Instructor's Presentation

Brook Farm (1840s) /
Nathaniel Hawthorne, The Blithedale Romance (1852)


European Renaissance (1400s-1600s) gave rise to many utopian texts and communities.

American Renaissance (1820s-60s) also many utopias.


1840s-50s: several demographic movements

Beginnings of large-scale non-WASP immigration following Irish Potato Famine

Manifest Destiny: expansion of USA boundaries westward: Indian Wars, US-Mexico War 1846-48

Urbanization: rural population increasingly moves to cities (Boston, New York, Baltimore, Philadelphia, Cincinnati)

Cherokee Trail of Tears 1820s-30s

Increasing migration of African Americans to North via Underground Railroad--Abolition


"First Wave" of American feminism: Seneca Falls Convention (1848) & other women's rights conventions (mostly NE & New England)

Millennialism: The "Millerites" were the first mass-culture apocalyptic movement in the USA, anticipating End-Times in 1843-44 (>Jehovah's Witnesses and Seventh-Day Adventists)

Temperance and other reform movements


Surprising number of intentional / experimental communities or utopias

Shaker communities

Mormon communities

Fourierist communities (<Charles Fourier 1772-1837, French utopian theorist) [La Reunion, a Fourierist community near Dallas, founded 1855]

Oneida Community

2007 presentation on Oneida Community

2005 presentation on Oneida Community


Web of American Transcendentalism

History of Brook Farm


Nathaniel Hawthorne, 1804-1864

1850 The Scarlet Letter

1851 The House of the Seven Gables

1852 The Blithedale Romance


Miles Coverdale, minor poet, narrator

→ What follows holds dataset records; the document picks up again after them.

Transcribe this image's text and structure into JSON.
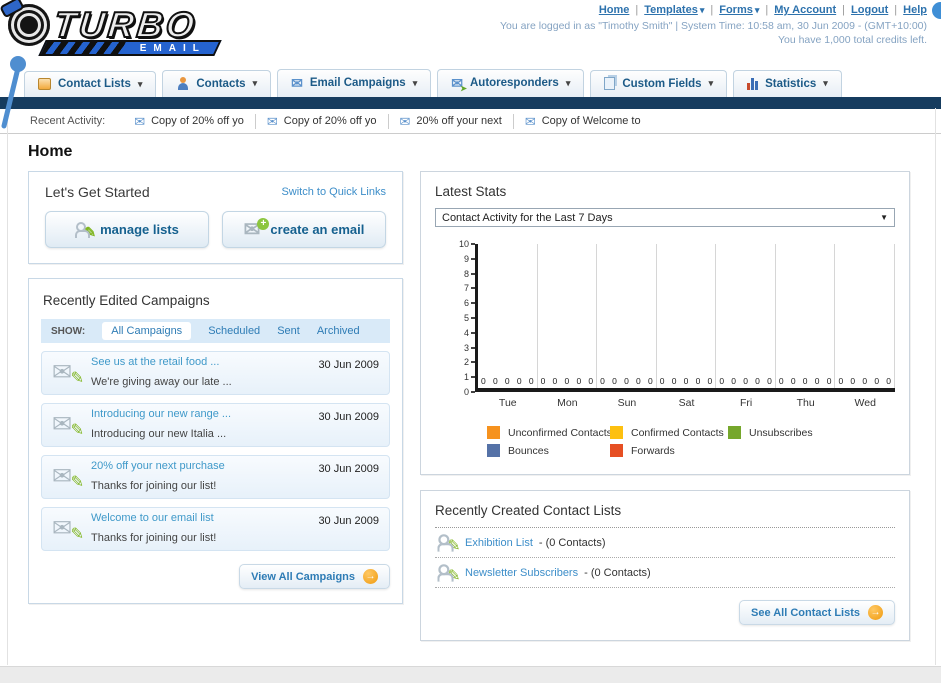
{
  "header": {
    "logo": {
      "title": "TURBO",
      "subtitle": "EMAIL"
    },
    "nav_links": [
      {
        "label": "Home",
        "has_dropdown": false
      },
      {
        "label": "Templates",
        "has_dropdown": true
      },
      {
        "label": "Forms",
        "has_dropdown": true
      },
      {
        "label": "My Account",
        "has_dropdown": false
      },
      {
        "label": "Logout",
        "has_dropdown": false
      },
      {
        "label": "Help",
        "has_dropdown": false
      }
    ],
    "login_status": "You are logged in as \"Timothy Smith\" | System Time: 10:58 am, 30 Jun 2009 - (GMT+10:00)",
    "credits": "You have 1,000 total credits left."
  },
  "tabs": [
    {
      "label": "Contact Lists"
    },
    {
      "label": "Contacts"
    },
    {
      "label": "Email Campaigns"
    },
    {
      "label": "Autoresponders"
    },
    {
      "label": "Custom Fields"
    },
    {
      "label": "Statistics"
    }
  ],
  "recent_activity": {
    "label": "Recent Activity:",
    "items": [
      "Copy of 20% off yo",
      "Copy of 20% off yo",
      "20% off your next",
      "Copy of Welcome to"
    ]
  },
  "page_title": "Home",
  "get_started": {
    "title": "Let's Get Started",
    "switch_link": "Switch to Quick Links",
    "buttons": [
      {
        "label": "manage lists"
      },
      {
        "label": "create an email"
      }
    ]
  },
  "campaigns_panel": {
    "title": "Recently Edited Campaigns",
    "show_label": "SHOW:",
    "filters": [
      "All Campaigns",
      "Scheduled",
      "Sent",
      "Archived"
    ],
    "active_filter": "All Campaigns",
    "items": [
      {
        "title": "See us at the retail food ...",
        "subtitle": "We're giving away our late ...",
        "date": "30 Jun 2009"
      },
      {
        "title": "Introducing our new range ...",
        "subtitle": "Introducing our new Italia ...",
        "date": "30 Jun 2009"
      },
      {
        "title": "20% off your next purchase",
        "subtitle": "Thanks for joining our list!",
        "date": "30 Jun 2009"
      },
      {
        "title": "Welcome to our email list",
        "subtitle": "Thanks for joining our list!",
        "date": "30 Jun 2009"
      }
    ],
    "view_all_label": "View All Campaigns"
  },
  "stats_panel": {
    "title": "Latest Stats",
    "dropdown_value": "Contact Activity for the Last 7 Days"
  },
  "chart_data": {
    "type": "bar",
    "title": "Contact Activity for the Last 7 Days",
    "categories": [
      "Tue",
      "Mon",
      "Sun",
      "Sat",
      "Fri",
      "Thu",
      "Wed"
    ],
    "series": [
      {
        "name": "Unconfirmed Contacts",
        "color": "#f6921e",
        "values": [
          0,
          0,
          0,
          0,
          0,
          0,
          0
        ]
      },
      {
        "name": "Confirmed Contacts",
        "color": "#fdc010",
        "values": [
          0,
          0,
          0,
          0,
          0,
          0,
          0
        ]
      },
      {
        "name": "Unsubscribes",
        "color": "#76a72c",
        "values": [
          0,
          0,
          0,
          0,
          0,
          0,
          0
        ]
      },
      {
        "name": "Bounces",
        "color": "#5572a7",
        "values": [
          0,
          0,
          0,
          0,
          0,
          0,
          0
        ]
      },
      {
        "name": "Forwards",
        "color": "#e64f23",
        "values": [
          0,
          0,
          0,
          0,
          0,
          0,
          0
        ]
      }
    ],
    "ylim": [
      0,
      10
    ],
    "y_tick_step": 1,
    "show_data_labels": true,
    "legend_position": "bottom",
    "grid": "vertical",
    "xlabel": "",
    "ylabel": ""
  },
  "contact_lists_panel": {
    "title": "Recently Created Contact Lists",
    "items": [
      {
        "name": "Exhibition List",
        "suffix": "- (0 Contacts)"
      },
      {
        "name": "Newsletter Subscribers",
        "suffix": "- (0 Contacts)"
      }
    ],
    "see_all_label": "See All Contact Lists"
  }
}
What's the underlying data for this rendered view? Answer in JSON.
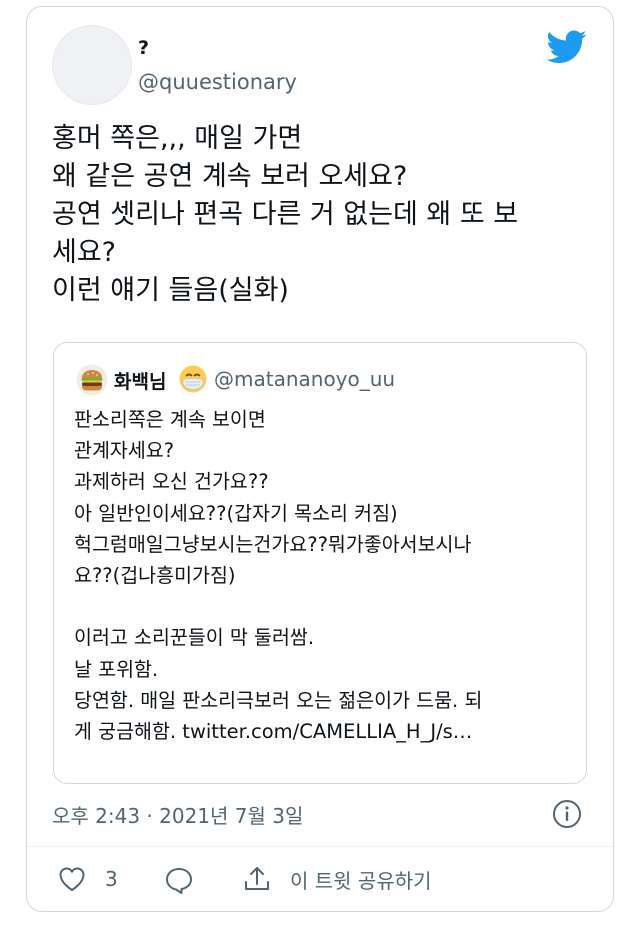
{
  "tweet": {
    "display_name": "?",
    "handle": "@quuestionary",
    "lines": [
      "홍머 쪽은,,, 매일 가면",
      "왜 같은 공연 계속 보러 오세요?",
      "공연 셋리나 편곡 다른 거 없는데 왜 또 보",
      "세요?",
      "이런 얘기 들음(실화)"
    ],
    "timestamp": "오후 2:43 · 2021년 7월 3일"
  },
  "quote": {
    "display_name": "화백님",
    "handle": "@matananoyo_uu",
    "lines": [
      "판소리쪽은 계속 보이면",
      "관계자세요?",
      "과제하러 오신 건가요??",
      "아 일반인이세요??(갑자기 목소리 커짐)",
      "헉그럼매일그냥보시는건가요??뭐가좋아서보시나",
      "요??(겁나흥미가짐)",
      "",
      "이러고 소리꾼들이 막 둘러쌈.",
      "날 포위함.",
      "당연함. 매일 판소리극보러 오는 젊은이가 드뭄. 되",
      "게 궁금해함. twitter.com/CAMELLIA_H_J/s…"
    ]
  },
  "actions": {
    "like_count": "3",
    "share_label": "이 트윗 공유하기"
  },
  "icons": {
    "brand": "twitter-bird-icon",
    "info": "info-icon",
    "like": "heart-icon",
    "reply": "reply-icon",
    "share": "share-icon"
  },
  "colors": {
    "brand_blue": "#1d9bf0",
    "secondary_text": "#536471",
    "border": "#cfd9de"
  }
}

Hollingsworth, blacksmith, philanthropist

Zenobia, feminist intellectual

Priscilla, urban waif & spiritualistic medium

Westervelt, mesmerist-spiritualist






Craig White,  "A Utopia of 'Spheres and Sympathies': Science and Society in The Blithedale Romance and at Brook Farm." Utopian Studies 9.2 (1998): 78-102.